|Topic Review (Newest First)|
|11-24-2006 01:30 PM|
Sea Chest in Riviera Beach Florida, speak to Nancy (owner/operator). I live in Miami but rather go to them than Sailorman, thoss guys are pain rude and priced way too high. If you wanna cry, look into he 300 plus vessels that are being scrapped (nothing can be removed) in the keys. My brother told me of the twenty or so boat that were lined up for crushing, and said that they had winches, windlasses, mast, rigging, etc. in good to very good condition. ecently two of the salvage operators were arrested for taking a few parts.. talk about a waste.
|08-29-2006 05:21 PM|
|btrayfors||Bacon's in Annapolis.|
|08-29-2006 05:16 PM|
|svindigo||Minney's Yacht Surplus in Newport Beach CA. It's all there you just have to find it.|
|08-28-2006 02:57 PM|
would be good to consolidate links like that
I have that other thread started, as a reminder. Best Deal You Ever Found.
|08-28-2006 01:53 PM|
|camaraderie||Sailorman in Ft. Lauderdale and Sailor's exchange in St. Augustine are 2 such places.|
|08-28-2006 09:19 AM|
NYC and Miami
There are such places in NYC and Miami. The names escape me at the momnet. The ones I am thinking of are not directly related to disaster boats but more a funtions of many boats in a small area over time.
|08-28-2006 08:35 AM|
Sources for salvaged parts
I am kind of curious about what happens to boats that are completely destroyed by hurricanes. I know that many entire boats go on the auction block by insurers, but what happens to all the parts and rigging of boats that are a total loss?
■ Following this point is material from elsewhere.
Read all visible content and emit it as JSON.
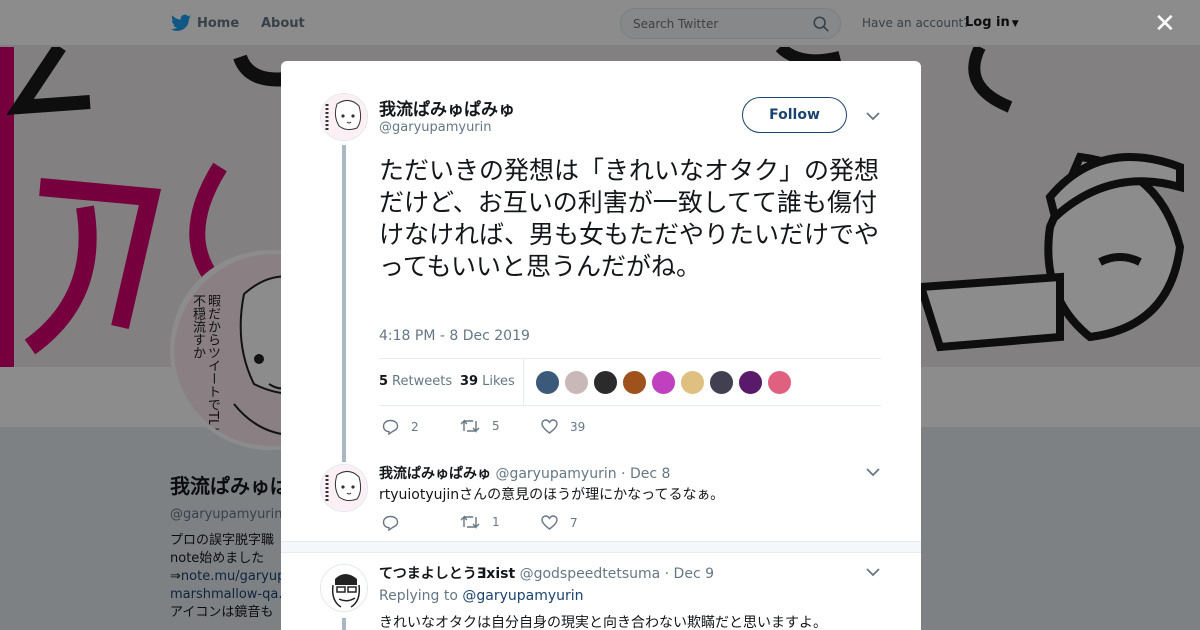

Are there companies that specialize in stripping deck fittings, ports, winches, windlasses, etc, from storm damaged boats and sell them in an aftermarket or 'gray' market?